(Component data from apps and pages)
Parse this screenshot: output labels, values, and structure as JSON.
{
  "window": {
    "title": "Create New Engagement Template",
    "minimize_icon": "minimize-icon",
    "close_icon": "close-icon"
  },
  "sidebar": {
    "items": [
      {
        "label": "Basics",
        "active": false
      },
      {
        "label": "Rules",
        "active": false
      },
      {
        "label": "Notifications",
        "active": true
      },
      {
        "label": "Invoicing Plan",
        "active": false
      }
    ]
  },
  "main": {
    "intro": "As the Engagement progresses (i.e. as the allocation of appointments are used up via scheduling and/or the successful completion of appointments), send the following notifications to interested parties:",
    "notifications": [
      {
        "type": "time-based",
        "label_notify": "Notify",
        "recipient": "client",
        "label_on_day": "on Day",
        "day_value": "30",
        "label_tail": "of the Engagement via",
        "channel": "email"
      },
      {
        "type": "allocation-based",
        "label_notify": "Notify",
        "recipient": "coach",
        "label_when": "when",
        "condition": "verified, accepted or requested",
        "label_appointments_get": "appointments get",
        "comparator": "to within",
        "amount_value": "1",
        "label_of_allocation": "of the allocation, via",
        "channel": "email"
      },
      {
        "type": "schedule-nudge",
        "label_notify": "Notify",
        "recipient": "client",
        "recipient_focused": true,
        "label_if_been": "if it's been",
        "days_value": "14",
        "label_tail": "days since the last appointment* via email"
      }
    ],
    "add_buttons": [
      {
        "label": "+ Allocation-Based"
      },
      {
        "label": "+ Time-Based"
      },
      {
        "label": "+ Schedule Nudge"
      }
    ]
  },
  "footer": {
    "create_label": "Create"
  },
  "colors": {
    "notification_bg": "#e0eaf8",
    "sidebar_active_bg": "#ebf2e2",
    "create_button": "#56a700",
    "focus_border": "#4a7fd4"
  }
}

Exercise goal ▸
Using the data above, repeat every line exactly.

Response to this task ▸
Parse this screenshot: output labels, values, and structure as JSON.
{
  "window": {
    "title": "Create New Engagement Template",
    "minimize_icon": "minimize-icon",
    "close_icon": "close-icon"
  },
  "sidebar": {
    "items": [
      {
        "label": "Basics",
        "active": false
      },
      {
        "label": "Rules",
        "active": false
      },
      {
        "label": "Notifications",
        "active": true
      },
      {
        "label": "Invoicing Plan",
        "active": false
      }
    ]
  },
  "main": {
    "intro": "As the Engagement progresses (i.e. as the allocation of appointments are used up via scheduling and/or the successful completion of appointments), send the following notifications to interested parties:",
    "notifications": [
      {
        "type": "time-based",
        "label_notify": "Notify",
        "recipient": "client",
        "label_on_day": "on Day",
        "day_value": "30",
        "label_tail": "of the Engagement via",
        "channel": "email"
      },
      {
        "type": "allocation-based",
        "label_notify": "Notify",
        "recipient": "coach",
        "label_when": "when",
        "condition": "verified, accepted or requested",
        "label_appointments_get": "appointments get",
        "comparator": "to within",
        "amount_value": "1",
        "label_of_allocation": "of the allocation, via",
        "channel": "email"
      },
      {
        "type": "schedule-nudge",
        "label_notify": "Notify",
        "recipient": "client",
        "recipient_focused": true,
        "label_if_been": "if it's been",
        "days_value": "14",
        "label_tail": "days since the last appointment* via email"
      }
    ],
    "add_buttons": [
      {
        "label": "+ Allocation-Based"
      },
      {
        "label": "+ Time-Based"
      },
      {
        "label": "+ Schedule Nudge"
      }
    ]
  },
  "footer": {
    "create_label": "Create"
  },
  "colors": {
    "notification_bg": "#e0eaf8",
    "sidebar_active_bg": "#ebf2e2",
    "create_button": "#56a700",
    "focus_border": "#4a7fd4"
  }
}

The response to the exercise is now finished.